United States of America, Plaintiff-appellee, v. Jeffrey Ralph Bye, Defendant-appellant, 990 F.2d 1261 (9th Cir. 1993)Annotate this Case
Submitted April 6, 1993
Before WALLACE, Chief Judge, and FARRIS and BRUNETTI, Circuit Judges.
Jeffrey Ralph Bye appeals from his conviction, following entry of a conditional guilty plea, for being a felon in possession of a firearm in violation of 18 U.S.C. § 922(g) (1). Bye argues that the district court erred by denying his motion to suppress the evidence because the police officer lacked reasonable suspicion for the initial stop and subsequent frisk. We have jurisdiction under 28 U.S.C. § 1291 and affirm.
We review de novo the district court's denial of a motion to suppress evidence. United States v. Hall, 974 F.2d 1201, 1204 (9th Cir. 1992). We review de novo whether there was reasonable suspicion to justify a seizure, United States v. Harrington, 923 F.2d 1371, 1373 (9th Cir.), cert. denied, 112 S. Ct. 164 (1991), and subsequent frisk. United States v. Salas, 879 F.2d 530, 535 (9th Cir.), cert. denied, 493 U.S. 979 (1989). We review for clear error the district court's factual findings. United States v. Nance, 962 F.2d 860, 862 (9th Cir. 1992).
* Investigatory Stop
Bye argues that a seizure occurred for Fourth Amendment purposes when the officer initially stopped him, before the officer observed that he appeared nervous. We need not address this argument because we conclude that reasonable suspicion existed in the absence of Bye's nervousness.
A seizure or investigatory stop must be justified by "a particularized and objective basis for suspecting the particular person stopped of criminal activity." United States v. Thomas, 863 F.2d 622, 625 (9th Cir. 1988) (citations omitted). In determining whether a seizure was justified by reasonable suspicion, we must consider the "totality of the circumstances--the whole picture." United States v. Hernandez-Alvarado, 891 F.2d 1414, 1416 (9th Cir. 1989) (citations omitted).
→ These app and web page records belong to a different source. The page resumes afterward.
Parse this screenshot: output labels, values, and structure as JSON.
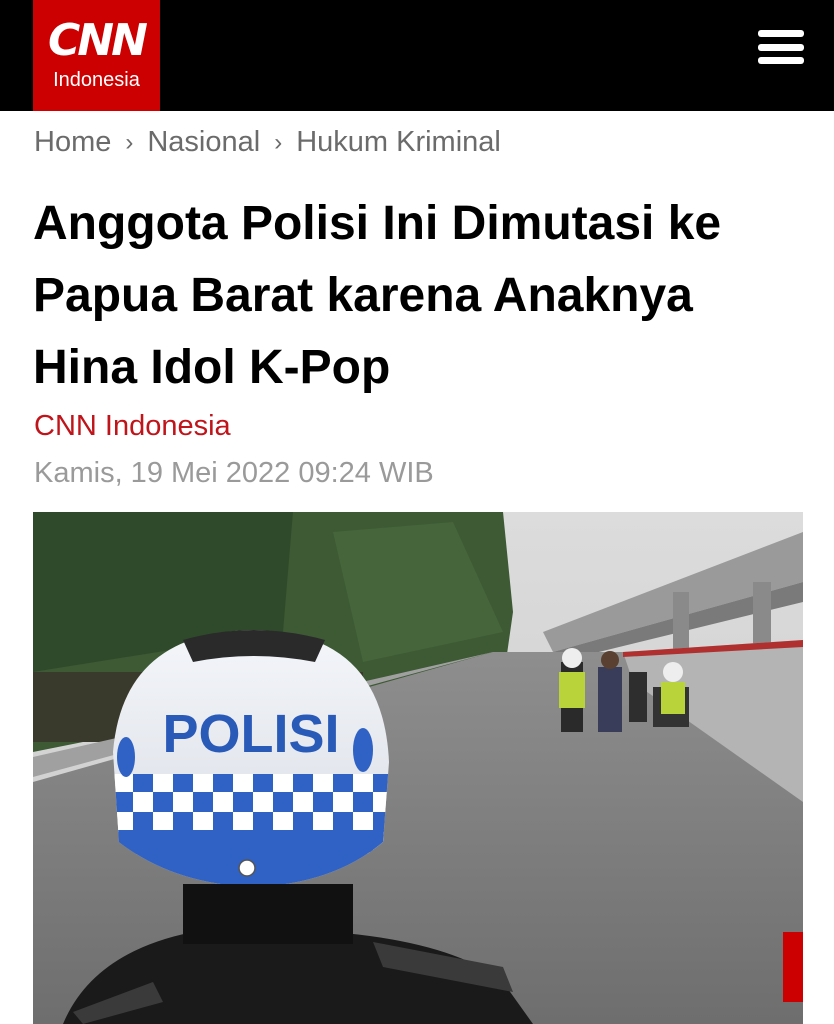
{
  "header": {
    "logo_mark": "CNN",
    "logo_sub": "Indonesia",
    "menu_icon": "hamburger-menu-icon",
    "brand_color": "#cc0000"
  },
  "breadcrumb": {
    "items": [
      "Home",
      "Nasional",
      "Hukum Kriminal"
    ],
    "separator": "›"
  },
  "article": {
    "title": "Anggota Polisi Ini Dimutasi ke Papua Barat karena Anaknya Hina Idol K-Pop",
    "source": "CNN Indonesia",
    "date": "Kamis, 19 Mei 2022 09:24 WIB",
    "source_color": "#c0141b"
  },
  "photo": {
    "helmet_text": "POLISI"
  }
}
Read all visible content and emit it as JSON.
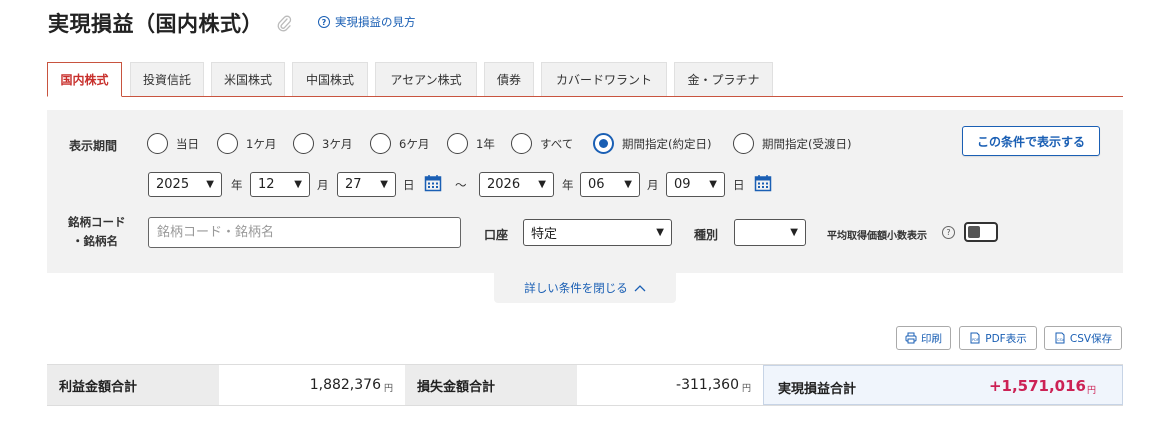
{
  "page": {
    "title": "実現損益（国内株式）",
    "help_link": "実現損益の見方"
  },
  "tabs": [
    {
      "label": "国内株式",
      "active": true
    },
    {
      "label": "投資信託",
      "active": false
    },
    {
      "label": "米国株式",
      "active": false
    },
    {
      "label": "中国株式",
      "active": false
    },
    {
      "label": "アセアン株式",
      "active": false
    },
    {
      "label": "債券",
      "active": false
    },
    {
      "label": "カバードワラント",
      "active": false
    },
    {
      "label": "金・プラチナ",
      "active": false
    }
  ],
  "filter": {
    "period_label": "表示期間",
    "period_options": [
      {
        "label": "当日",
        "selected": false
      },
      {
        "label": "1ケ月",
        "selected": false
      },
      {
        "label": "3ケ月",
        "selected": false
      },
      {
        "label": "6ケ月",
        "selected": false
      },
      {
        "label": "1年",
        "selected": false
      },
      {
        "label": "すべて",
        "selected": false
      },
      {
        "label": "期間指定(約定日)",
        "selected": true
      },
      {
        "label": "期間指定(受渡日)",
        "selected": false
      }
    ],
    "submit_label": "この条件で表示する",
    "from": {
      "year": "2025",
      "month": "12",
      "day": "27"
    },
    "to": {
      "year": "2026",
      "month": "06",
      "day": "09"
    },
    "unit_year": "年",
    "unit_month": "月",
    "unit_day": "日",
    "range_sep": "～",
    "code_label_line1": "銘柄コード",
    "code_label_line2": "・銘柄名",
    "code_placeholder": "銘柄コード・銘柄名",
    "account_label": "口座",
    "account_value": "特定",
    "type_label": "種別",
    "type_value": "",
    "avg_price_label": "平均取得価額小数表示",
    "avg_price_toggle_on": false,
    "collapse_label": "詳しい条件を閉じる"
  },
  "actions": {
    "print": "印刷",
    "pdf": "PDF表示",
    "csv": "CSV保存"
  },
  "summary": {
    "profit_label": "利益金額合計",
    "profit_value": "1,882,376",
    "loss_label": "損失金額合計",
    "loss_value": "-311,360",
    "total_label": "実現損益合計",
    "total_value": "+1,571,016",
    "yen": "円"
  },
  "colors": {
    "accent_red": "#c8302c",
    "link_blue": "#1a5fb4",
    "total_pink": "#cc2255"
  }
}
Here, the video store clerk reported that suspicious activity had been taking place around a store for a long period of time. The officer knew the clerk to be reliable. The store was in an area that the officer knew to have a high petty crime rate and the activity was taking place at a late hour. When the officer passed by the store, he was unable to see the clerk inside, prompting him to fear that a robbery had already occurred. Taken together, these factors provided the officer with reasonable suspicion that an individual fitting Bye's description may have been engaged in criminal activity, justifying the stop. See United State v. Ramirez-Sandoval, 872 F.2d 1392, 1395 (9th Cir. 1989) (reasonable suspicion existed where police officer received information from reliable individuals that suspicious activity was taking place in area known by officer to be popular for drug dealing, officer was aware that described activity was a common mode of operation for area dealers, and activity took place only when the officer was off-duty); see also Terry v. Ohio, 392 U.S. 1, 6 (1968).
Bye also argues that the subsequent frisk was not supported by reasonable suspicion. This contention lacks merit.
"If [an investigatory] stop is based on founded suspicion and the officer has reason to believe that the suspect is armed and dangerous, the officer may conduct a limited weapons search." United States v. Thomas, 863 F.2d at 628 (9th Cir. 1988) (citations omitted).
Here, Bye's suspicious activity and the officer's inability to see the clerk when he passed the store suggested that Bye may have been about to commit or already committed a robbery, making it reasonable for the officer to assume that Bye would be armed. The officer also observed that Bye appeared nervous during the course of the encounter. Taken together, these factors provided the officer with reasonable suspicion that Bye was armed and dangerous, justifying the frisk. See United States v. Alvarez, 899 F.2d 833, 839 (9th Cir. 1990) (frisk justified where corroborated details of anonymous tip noted by police officers allowed them to form reasonable suspicion that suspect was armed with explosives and officers observed large bulge underneath suspect's jacket). Therefore, the district court did not err by denying Bye's motion to suppress the evidence. See Hall, 974 F.2d at 1204.